The GOP's Obamacare repeal bill may be in murky waters, but the Minnesota Department of Human Services is clear about how much it thinks it will hurt disadvantaged people in the state seeking care.
As of Friday, it was unclear just what sort of bill would emerge the following week when lawmakers came back from their weekend break. Even the Washington Post was stumped.
"On Thursday, most GOP senators could not say what legislation they expected to vote on next week, and skeptics appeared no closer to backing the new plan," the Post said. "Conservatives such as Sen. Rand Paul (R-Ky.), who want to go further to pare back the ACA, and moderates such as Sens. Susan Collins (R-Maine) and Dean Heller (D-Nev.) who worry about leaving millions without health-care coverage, remained undecided."
Interviewed Monday, DHS Commissioner Emily Piper said both the House and Senate bills cap the Medicaid payments to the state, threatening access to health insurance for Minnesotans. Currently, Medicaid pays about 54 percent of nursing home costs in the state.
They also take away the federal share of payment in the state-level Medicaid program, MinnesotaCare, resulting in a $2 billion loss to the state during the first 18 months after the law would theoretically take effect, Piper said. By 2030, the losses will reach $31 billion. Meanwhile, demographic changes mean that by 2030, 1 in 5 Minnesotans will be over 65 years old.
"We're very concerned," Piper said. "We've expressed our concerns to members of our congressional delegation, members of the state legislature, to county boards all across the state, because we think it's important... ."

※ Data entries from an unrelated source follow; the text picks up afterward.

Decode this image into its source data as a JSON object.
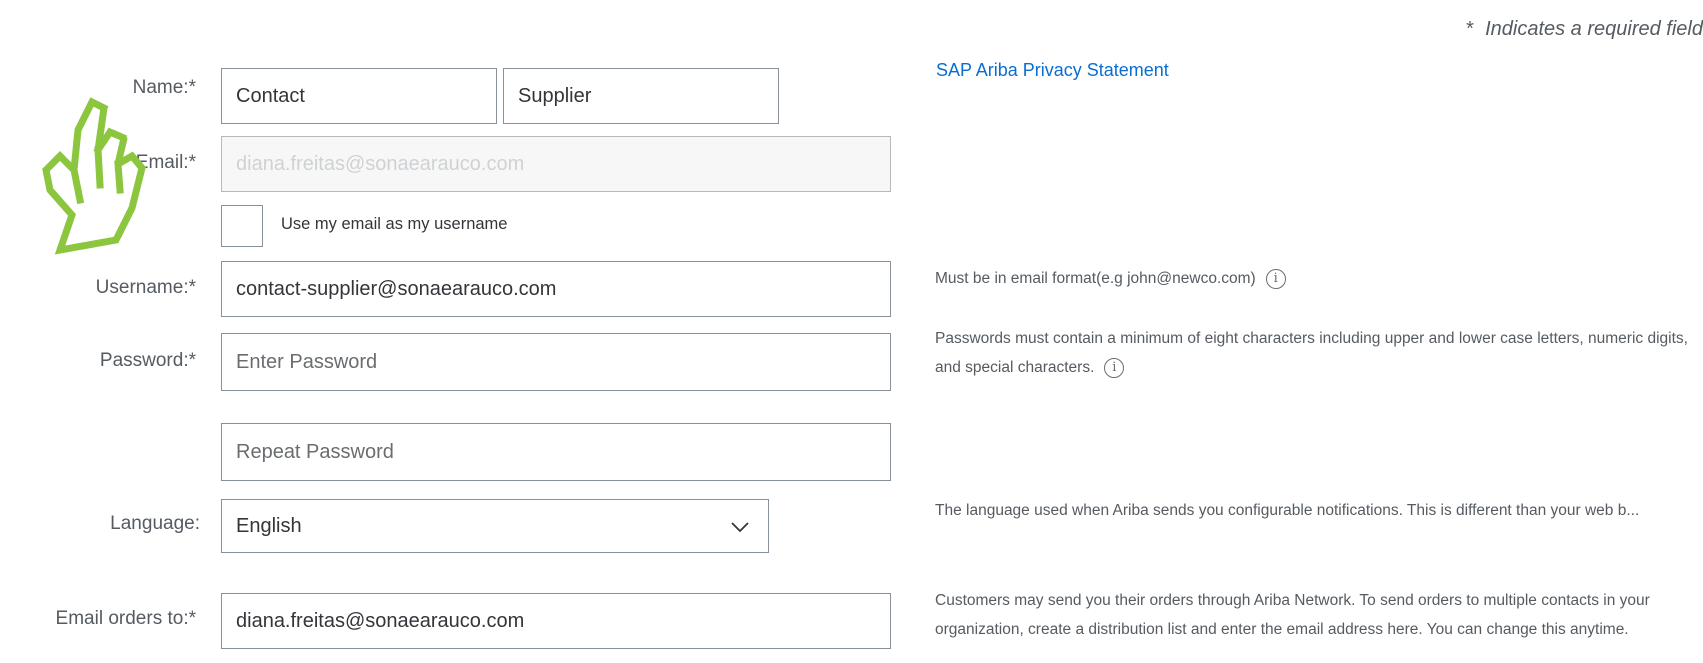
{
  "header": {
    "required_note_star": "*",
    "required_note": "Indicates a required field"
  },
  "privacy_link": "SAP Ariba Privacy Statement",
  "form": {
    "name_label": "Name:",
    "first_name": "Contact",
    "last_name": "Supplier",
    "email_label": "Email:",
    "email_value": "diana.freitas@sonaearauco.com",
    "use_email_checkbox_label": "Use my email as my username",
    "use_email_checked": false,
    "username_label": "Username:",
    "username_value": "contact-supplier@sonaearauco.com",
    "password_label": "Password:",
    "password_placeholder": "Enter Password",
    "repeat_password_placeholder": "Repeat Password",
    "language_label": "Language:",
    "language_value": "English",
    "email_orders_label": "Email orders to:",
    "email_orders_value": "diana.freitas@sonaearauco.com",
    "required_star": "*"
  },
  "help": {
    "username": "Must be in email format(e.g john@newco.com)",
    "password": "Passwords must contain a minimum of eight characters including upper and lower case letters, numeric digits, and special characters.",
    "language": "The language used when Ariba sends you configurable notifications. This is different than your web b...",
    "email_orders": "Customers may send you their orders through Ariba Network. To send orders to multiple contacts in your organization, create a distribution list and enter the email address here. You can change this anytime."
  },
  "info_icon_glyph": "i",
  "colors": {
    "link": "#0a6ed1",
    "cursor_overlay": "#8cc63f"
  },
  "icons": [
    "info-icon",
    "chevron-down-icon",
    "hand-cursor-icon"
  ]
}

Cutting off MinnesotaCare access to people impacts the working poor, she said-those who make 138-200 percent of the federal poverty level.
MinnesotaCare disproportionately helps people in greater Minnesota, Piper said. From the 85,000 people that get insurance through MinnesotaCare, 11,000 of them live in the 8th Congressional District-Brainerd's congressional district. More than 15,000 Crow Wing County residents either use Medicaid or MinnesotaCare.
Minnesota is one of 11 states that organizes its human services programs by having counties administer the programs, while the state government supervises them. However, even with this less state-intensive approach, cuts to the DHS budget mean direct impacts to Brainerd employees.
DHS maintains a MinnesotaCare call center in Brainerd that staffs 122 people, a roster which increases to roughly 200 during the busy season. In addition, there are 185 DHS workers in Brainerd dispersed among various DHS facilities with the bulk of them at the central office.
"The Brainerd area workforce of DHS will be directly and hard-hit by any defunding of MinnesotaCare federally," Piper said.
Asked how many DHS jobs might be cut if the bill passed, Piper said there was no estimate yet.
The GOP health care reform plan would completely cut the federal share of the MinnesotaCare program, which this year was about 88 percent of the entire program funding, Piper said.
"The stakes are very, very high," she said.